Story: The zombie epidemic is still growing and the living are feeling helpless. A small group of survivors take refuge in a mall, hoping to keep the dead at bay. They'll find that's not so easy.
Review: With 'Night of the Living Dead' director George A. Romero really made an impression and became one of the most prolific independent horror film directors of the 1970s. However, none of the films he made between 1970 and 1978 made a big impact. Sure 'The Crazies' and 'Martin' have gone on to have cult followings, but it wasn't until Romero made a sequel to his 1968 hit that he would hit it big again. It took 10 years, but judging by the overwhelming positive response I'm sure it was worth it. It's so rare that a sequel even equals it's predecessor, even rarer that it surpasses it and 'Dawn' does just that.
Where as the first film is a slower, more somber and creepy film, this first sequel is bigger, more violent, more visceral, and quicker in pace. In other words, it's like a more pumped up version of the original. Not that I'm saying it's a xerox copy, that it isn't, but at the same time certain things do carry over so that this doesn't feel too different. There's also the fact that it's in color, which feels surreal after watching the two films back to back. And the films compliment each other so well in that what happens in 'Dawn' is perfect progression after the events of 'Night.'
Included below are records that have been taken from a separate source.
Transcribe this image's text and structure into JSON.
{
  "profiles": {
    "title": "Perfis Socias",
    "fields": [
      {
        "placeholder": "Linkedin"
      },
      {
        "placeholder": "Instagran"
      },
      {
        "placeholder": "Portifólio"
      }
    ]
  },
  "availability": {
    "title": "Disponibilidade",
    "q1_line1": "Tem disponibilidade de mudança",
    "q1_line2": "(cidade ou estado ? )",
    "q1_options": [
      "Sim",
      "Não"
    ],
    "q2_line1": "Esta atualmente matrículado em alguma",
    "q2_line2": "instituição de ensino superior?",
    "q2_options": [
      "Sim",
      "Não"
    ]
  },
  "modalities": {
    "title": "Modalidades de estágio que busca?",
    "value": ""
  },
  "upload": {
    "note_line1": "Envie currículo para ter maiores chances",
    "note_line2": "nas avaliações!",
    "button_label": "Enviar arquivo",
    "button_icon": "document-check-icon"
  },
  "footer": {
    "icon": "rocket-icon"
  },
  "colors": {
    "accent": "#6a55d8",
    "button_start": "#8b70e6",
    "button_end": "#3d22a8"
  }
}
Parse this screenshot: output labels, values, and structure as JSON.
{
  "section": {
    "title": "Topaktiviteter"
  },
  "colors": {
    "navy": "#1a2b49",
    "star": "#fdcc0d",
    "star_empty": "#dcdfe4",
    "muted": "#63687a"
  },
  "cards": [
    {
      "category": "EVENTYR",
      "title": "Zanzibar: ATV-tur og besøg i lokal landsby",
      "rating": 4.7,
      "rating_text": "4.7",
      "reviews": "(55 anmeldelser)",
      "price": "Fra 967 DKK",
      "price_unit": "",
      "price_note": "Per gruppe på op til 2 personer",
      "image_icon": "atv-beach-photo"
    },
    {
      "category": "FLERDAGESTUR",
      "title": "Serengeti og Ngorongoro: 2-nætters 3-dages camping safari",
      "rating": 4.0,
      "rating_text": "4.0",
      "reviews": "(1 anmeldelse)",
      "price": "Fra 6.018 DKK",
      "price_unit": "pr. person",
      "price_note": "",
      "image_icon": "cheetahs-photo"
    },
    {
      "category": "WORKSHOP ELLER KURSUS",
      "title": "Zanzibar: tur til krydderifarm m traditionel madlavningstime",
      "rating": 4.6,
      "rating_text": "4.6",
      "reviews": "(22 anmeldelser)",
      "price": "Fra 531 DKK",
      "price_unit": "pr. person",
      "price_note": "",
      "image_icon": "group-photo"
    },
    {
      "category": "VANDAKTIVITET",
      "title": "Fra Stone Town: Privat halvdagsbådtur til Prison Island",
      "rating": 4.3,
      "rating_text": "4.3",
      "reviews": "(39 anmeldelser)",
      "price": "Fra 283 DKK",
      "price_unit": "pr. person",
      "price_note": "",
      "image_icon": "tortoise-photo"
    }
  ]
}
As in the original, the cinematography is stellar. Just about each shot is perfect. The score, done by the famous Italian group Goblin, is exciting and just plain cool. The performances are all very good. Instead of people who look like they belong on a runway, Romero has chosen everyday-looking people. And again Romero injects much intelligence into his writing. Like the first film this too has a bit of the old social commentary in it.
One of the flaws of the original was that there wasn't much depth to the characters. Not that I'm saying there's much more here, but this time the roles do have some more meat to them. As usual Romero is able to keep things unpredictable. Sure compared to the 2004 remake this film's pacing isn't as quick, but the film is still very well-paced. It never drags or goes to fast. Not that gore hadn't been seen before, but at the time 'Dawn' was most likely the bloodiest and goriest zombie film that had come and there's plenty of both.
To keep things from getting too serious, there is a bit of humor. For example, in the portion of the film with the bikers they make fools of the zombies by throwing pies in their faces. Though not extremely scary, the film does have a few frightening images and a feeling of doom in some scenes. And then there's the finale, which is when the blood and guts really flow. It's also quite an electrifying experience.
There really are few flaws, at least major ones. The biggest problem is that some things, like the fashion and mall decor, really date the film. Thankfully the next two films in the series didn't have this problem. The other thing is that the film runs on maybe just a little bit too long. I mean don't get me wrong, I'd rather see a 2 hour+ horror film than a 60 minute one, but maybe they could have shaved off a few minutes. Otherwise I really have nothing bad to say.
It's great when a director to makes a film that hits, but for them to make another that's an even bigger hit that's both in the same genre and is a sequel is tremendous and shows they're not a "one trick pony." Now onto, as it's so eloquently put in the trailer, "The darkest day of the horror the world has ever known...Day of the Dead!"